• Problem requirements
Using the entries that follow, please report how many lines contain the word "timestamp", with no other words.

---------- Task data

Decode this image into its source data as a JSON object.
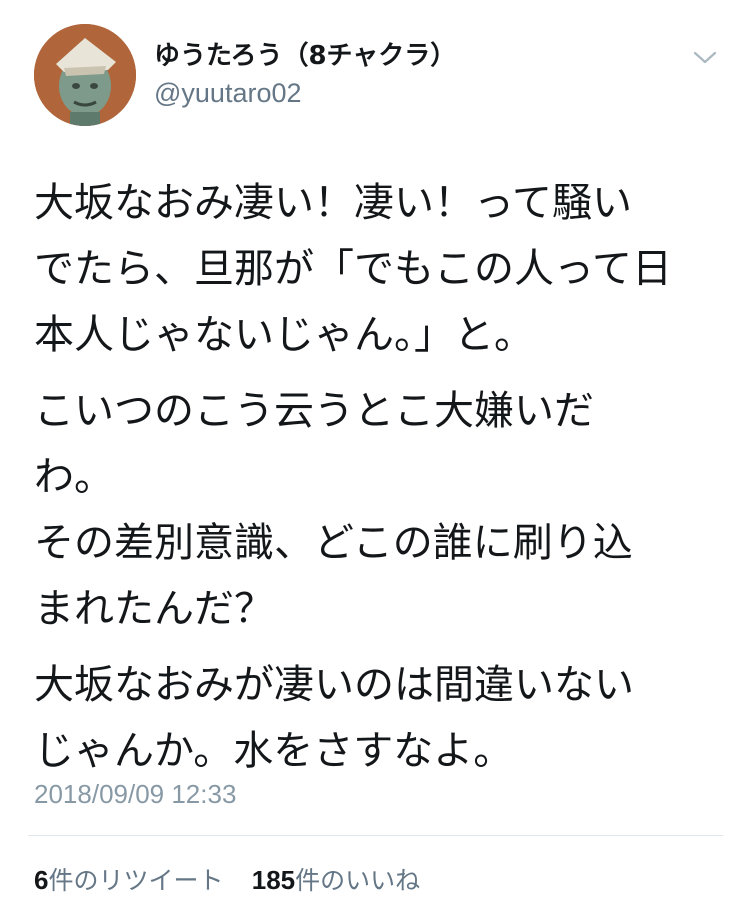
{
  "author": {
    "display_name": "ゆうたろう（8チャクラ）",
    "handle": "@yuutaro02",
    "avatar_icon": "avatar-photo"
  },
  "tweet": {
    "paragraphs": [
      {
        "lines": [
          "大坂なおみ凄い！凄い！って騒い",
          "でたら、旦那が「でもこの人って日",
          "本人じゃないじゃん。」と。"
        ]
      },
      {
        "lines": [
          "こいつのこう云うとこ大嫌いだ",
          "わ。",
          "その差別意識、どこの誰に刷り込",
          "まれたんだ？"
        ]
      },
      {
        "lines": [
          "大坂なおみが凄いのは間違いない",
          "じゃんか。水をさすなよ。"
        ]
      }
    ],
    "timestamp": "2018/09/09 12:33"
  },
  "stats": {
    "retweets_count": "6",
    "retweets_label": "件のリツイート",
    "likes_count": "185",
    "likes_label": "件のいいね"
  },
  "colors": {
    "text": "#14171a",
    "secondary": "#657786",
    "timestamp": "#8899a6",
    "divider": "#e1e8ed"
  },
  "icons": {
    "menu_caret": "chevron-down-icon"
  }
}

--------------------

• Answer section
2